■ **Problem to work on**
Within the data below, how many lines contain "title"? Reply with the number only.

[Stored data]

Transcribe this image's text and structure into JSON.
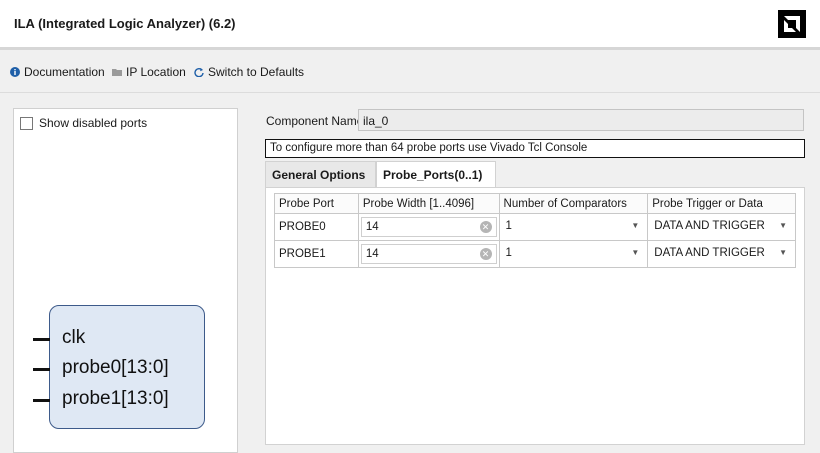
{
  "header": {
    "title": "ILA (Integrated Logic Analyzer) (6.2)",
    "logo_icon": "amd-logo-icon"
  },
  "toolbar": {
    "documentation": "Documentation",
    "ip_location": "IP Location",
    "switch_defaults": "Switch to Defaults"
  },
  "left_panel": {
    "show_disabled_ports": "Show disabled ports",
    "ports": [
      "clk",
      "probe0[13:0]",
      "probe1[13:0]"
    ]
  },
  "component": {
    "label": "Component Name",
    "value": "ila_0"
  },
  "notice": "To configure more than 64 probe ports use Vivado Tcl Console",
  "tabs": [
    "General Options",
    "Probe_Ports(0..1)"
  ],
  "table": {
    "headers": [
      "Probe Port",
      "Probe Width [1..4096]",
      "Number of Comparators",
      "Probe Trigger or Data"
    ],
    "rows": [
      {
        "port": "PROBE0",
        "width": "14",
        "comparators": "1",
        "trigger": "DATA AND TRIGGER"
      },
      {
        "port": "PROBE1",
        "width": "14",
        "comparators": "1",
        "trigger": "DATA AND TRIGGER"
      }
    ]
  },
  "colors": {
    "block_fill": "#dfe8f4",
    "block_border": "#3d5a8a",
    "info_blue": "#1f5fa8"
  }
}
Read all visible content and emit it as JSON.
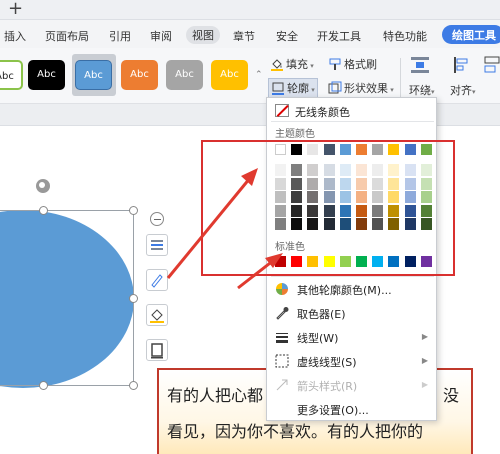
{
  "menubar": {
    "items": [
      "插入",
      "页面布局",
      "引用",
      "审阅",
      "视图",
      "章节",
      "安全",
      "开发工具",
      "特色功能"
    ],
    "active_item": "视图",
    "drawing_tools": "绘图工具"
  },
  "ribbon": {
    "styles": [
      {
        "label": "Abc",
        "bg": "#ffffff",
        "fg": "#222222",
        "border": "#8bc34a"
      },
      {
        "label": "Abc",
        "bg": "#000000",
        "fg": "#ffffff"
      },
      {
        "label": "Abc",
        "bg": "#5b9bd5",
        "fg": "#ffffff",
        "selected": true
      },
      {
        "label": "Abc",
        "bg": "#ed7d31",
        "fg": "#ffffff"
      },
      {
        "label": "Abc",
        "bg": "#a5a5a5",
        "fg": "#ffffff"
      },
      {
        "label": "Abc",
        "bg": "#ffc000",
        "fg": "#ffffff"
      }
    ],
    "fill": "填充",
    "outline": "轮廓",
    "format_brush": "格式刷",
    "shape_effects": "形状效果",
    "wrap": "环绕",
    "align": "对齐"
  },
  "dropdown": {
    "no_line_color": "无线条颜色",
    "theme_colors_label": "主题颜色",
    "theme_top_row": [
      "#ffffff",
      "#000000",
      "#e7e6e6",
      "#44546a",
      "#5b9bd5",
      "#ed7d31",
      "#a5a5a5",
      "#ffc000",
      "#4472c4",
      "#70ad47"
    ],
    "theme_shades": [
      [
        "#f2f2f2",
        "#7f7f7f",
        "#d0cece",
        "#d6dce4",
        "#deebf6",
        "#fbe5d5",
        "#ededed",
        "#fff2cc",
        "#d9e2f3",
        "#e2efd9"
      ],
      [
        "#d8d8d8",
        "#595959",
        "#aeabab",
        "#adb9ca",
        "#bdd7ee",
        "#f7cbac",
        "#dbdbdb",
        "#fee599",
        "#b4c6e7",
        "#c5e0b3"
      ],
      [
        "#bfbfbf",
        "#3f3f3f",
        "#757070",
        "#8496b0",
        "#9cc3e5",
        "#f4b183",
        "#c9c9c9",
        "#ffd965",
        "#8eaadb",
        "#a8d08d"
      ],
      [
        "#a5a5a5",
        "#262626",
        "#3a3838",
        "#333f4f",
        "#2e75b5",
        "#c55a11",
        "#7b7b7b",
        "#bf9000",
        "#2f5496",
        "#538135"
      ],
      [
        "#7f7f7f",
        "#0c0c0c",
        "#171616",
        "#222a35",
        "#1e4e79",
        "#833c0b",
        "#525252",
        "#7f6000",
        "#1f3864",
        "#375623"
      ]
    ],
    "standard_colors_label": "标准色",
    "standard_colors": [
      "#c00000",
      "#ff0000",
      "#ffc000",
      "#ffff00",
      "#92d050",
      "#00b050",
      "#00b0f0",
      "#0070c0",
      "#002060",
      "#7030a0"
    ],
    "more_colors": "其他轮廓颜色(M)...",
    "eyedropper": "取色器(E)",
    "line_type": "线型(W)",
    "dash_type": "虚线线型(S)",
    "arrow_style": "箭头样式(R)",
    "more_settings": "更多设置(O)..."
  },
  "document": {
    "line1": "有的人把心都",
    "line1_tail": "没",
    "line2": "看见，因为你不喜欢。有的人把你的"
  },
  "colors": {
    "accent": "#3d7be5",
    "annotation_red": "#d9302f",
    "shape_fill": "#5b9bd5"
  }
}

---

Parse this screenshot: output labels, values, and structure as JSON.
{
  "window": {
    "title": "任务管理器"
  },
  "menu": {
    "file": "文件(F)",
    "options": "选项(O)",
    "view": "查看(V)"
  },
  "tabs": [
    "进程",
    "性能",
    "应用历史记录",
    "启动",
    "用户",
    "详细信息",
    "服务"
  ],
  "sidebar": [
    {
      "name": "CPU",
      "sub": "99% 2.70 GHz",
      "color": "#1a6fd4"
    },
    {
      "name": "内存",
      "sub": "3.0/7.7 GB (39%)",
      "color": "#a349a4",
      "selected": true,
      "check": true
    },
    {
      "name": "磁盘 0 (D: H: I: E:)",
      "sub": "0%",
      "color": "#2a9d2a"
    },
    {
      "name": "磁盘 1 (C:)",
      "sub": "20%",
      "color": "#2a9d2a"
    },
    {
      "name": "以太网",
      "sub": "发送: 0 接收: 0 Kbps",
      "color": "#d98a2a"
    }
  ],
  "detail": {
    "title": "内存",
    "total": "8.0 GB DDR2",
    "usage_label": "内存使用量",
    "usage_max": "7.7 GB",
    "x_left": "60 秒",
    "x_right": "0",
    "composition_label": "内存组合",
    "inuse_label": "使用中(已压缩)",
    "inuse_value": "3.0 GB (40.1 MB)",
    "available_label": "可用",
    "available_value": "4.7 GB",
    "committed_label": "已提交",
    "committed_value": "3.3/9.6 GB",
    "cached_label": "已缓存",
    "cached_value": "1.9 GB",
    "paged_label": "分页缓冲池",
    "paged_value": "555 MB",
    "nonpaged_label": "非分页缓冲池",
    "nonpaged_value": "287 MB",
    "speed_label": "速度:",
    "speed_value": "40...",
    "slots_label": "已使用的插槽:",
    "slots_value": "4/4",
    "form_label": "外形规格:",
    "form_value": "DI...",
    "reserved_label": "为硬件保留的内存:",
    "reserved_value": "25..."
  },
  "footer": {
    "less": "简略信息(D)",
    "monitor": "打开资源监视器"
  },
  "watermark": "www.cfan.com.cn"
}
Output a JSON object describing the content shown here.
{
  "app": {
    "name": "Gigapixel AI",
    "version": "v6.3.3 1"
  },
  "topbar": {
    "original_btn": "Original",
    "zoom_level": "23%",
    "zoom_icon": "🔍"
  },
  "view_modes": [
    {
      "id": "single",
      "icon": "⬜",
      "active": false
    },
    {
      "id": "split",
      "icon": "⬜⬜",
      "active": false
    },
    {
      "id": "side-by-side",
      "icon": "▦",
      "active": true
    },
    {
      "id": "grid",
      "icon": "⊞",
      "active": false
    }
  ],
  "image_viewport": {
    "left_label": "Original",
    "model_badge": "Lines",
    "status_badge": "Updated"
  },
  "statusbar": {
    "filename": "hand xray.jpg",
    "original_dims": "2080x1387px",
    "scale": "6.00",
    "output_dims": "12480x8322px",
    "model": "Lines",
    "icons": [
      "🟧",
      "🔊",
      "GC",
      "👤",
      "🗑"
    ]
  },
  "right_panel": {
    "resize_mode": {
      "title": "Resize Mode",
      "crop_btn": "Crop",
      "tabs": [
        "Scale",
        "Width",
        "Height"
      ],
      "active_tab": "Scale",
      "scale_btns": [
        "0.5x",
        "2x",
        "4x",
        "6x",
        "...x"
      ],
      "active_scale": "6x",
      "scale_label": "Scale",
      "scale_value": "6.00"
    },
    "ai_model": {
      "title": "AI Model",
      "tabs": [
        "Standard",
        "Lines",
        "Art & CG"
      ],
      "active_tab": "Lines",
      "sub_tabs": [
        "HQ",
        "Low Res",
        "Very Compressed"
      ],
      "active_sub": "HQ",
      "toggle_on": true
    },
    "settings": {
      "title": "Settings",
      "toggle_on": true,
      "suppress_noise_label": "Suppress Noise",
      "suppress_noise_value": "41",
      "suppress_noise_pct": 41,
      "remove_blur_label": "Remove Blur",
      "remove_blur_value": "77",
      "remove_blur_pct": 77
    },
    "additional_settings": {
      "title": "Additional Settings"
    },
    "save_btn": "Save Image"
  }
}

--

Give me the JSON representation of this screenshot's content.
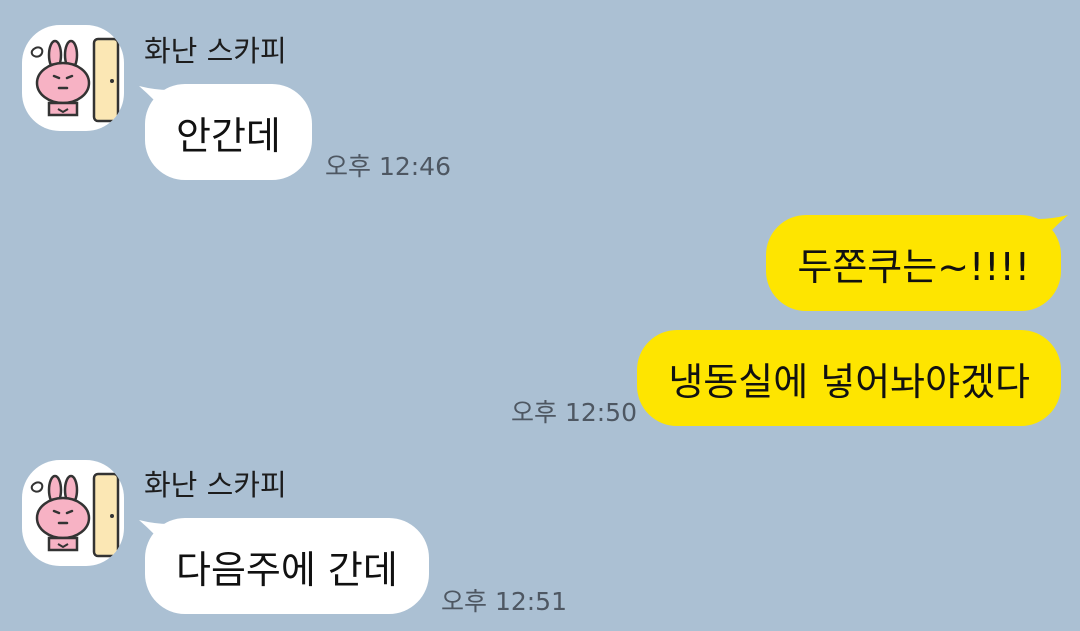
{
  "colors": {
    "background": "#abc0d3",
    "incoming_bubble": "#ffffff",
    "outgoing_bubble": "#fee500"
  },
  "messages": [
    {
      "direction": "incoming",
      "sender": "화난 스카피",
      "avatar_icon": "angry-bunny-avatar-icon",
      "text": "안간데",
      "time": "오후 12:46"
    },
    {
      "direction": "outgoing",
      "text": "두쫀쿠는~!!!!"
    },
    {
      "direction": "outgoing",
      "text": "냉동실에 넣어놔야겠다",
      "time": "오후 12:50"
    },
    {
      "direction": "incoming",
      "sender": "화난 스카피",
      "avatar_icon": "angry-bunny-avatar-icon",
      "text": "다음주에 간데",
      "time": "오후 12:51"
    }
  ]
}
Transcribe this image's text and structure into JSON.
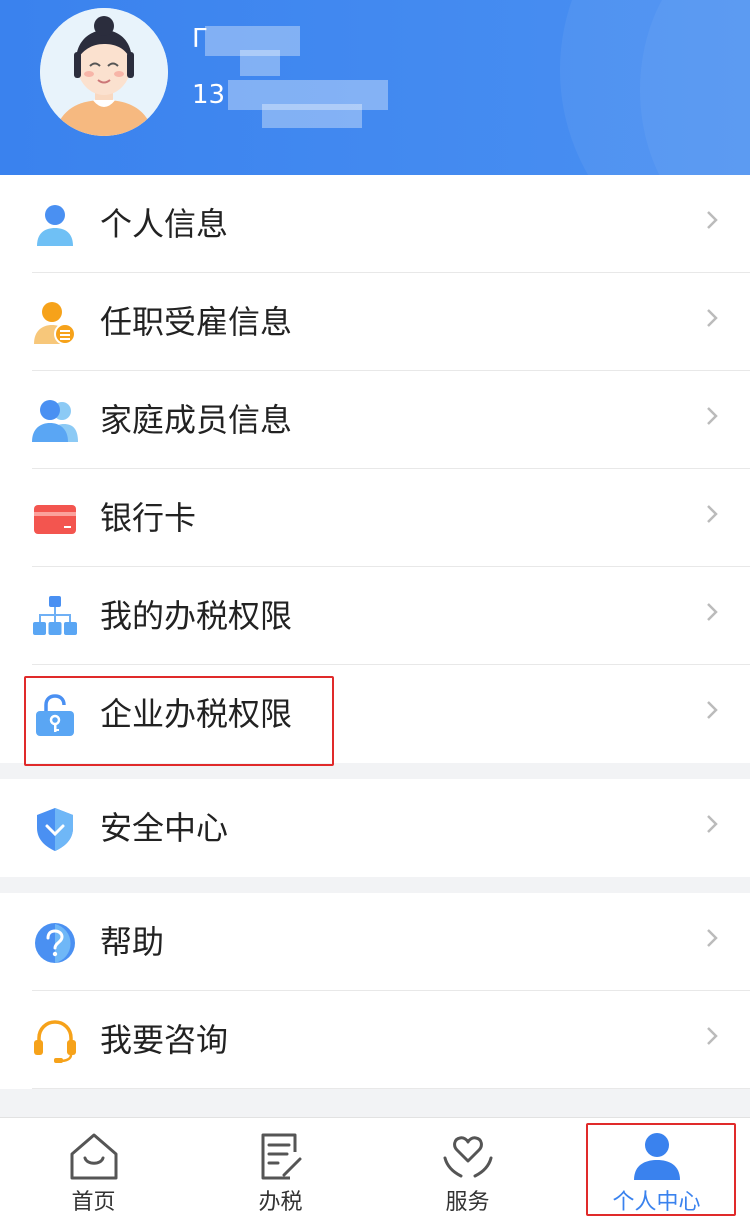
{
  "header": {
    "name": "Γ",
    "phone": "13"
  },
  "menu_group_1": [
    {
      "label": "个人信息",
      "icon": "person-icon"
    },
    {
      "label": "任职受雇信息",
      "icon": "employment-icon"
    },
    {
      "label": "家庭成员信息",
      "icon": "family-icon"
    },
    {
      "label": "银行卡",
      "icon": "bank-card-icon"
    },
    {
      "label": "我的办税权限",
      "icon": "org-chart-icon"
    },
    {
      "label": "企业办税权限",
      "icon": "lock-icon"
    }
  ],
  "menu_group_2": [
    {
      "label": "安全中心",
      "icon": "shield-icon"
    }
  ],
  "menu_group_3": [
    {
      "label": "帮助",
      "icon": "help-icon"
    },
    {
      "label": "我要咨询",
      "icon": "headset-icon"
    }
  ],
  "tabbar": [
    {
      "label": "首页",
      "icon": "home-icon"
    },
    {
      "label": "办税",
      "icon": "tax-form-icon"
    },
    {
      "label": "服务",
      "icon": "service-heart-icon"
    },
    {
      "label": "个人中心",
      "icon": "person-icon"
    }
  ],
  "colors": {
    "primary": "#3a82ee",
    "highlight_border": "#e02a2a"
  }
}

■ **Solved exercise**
7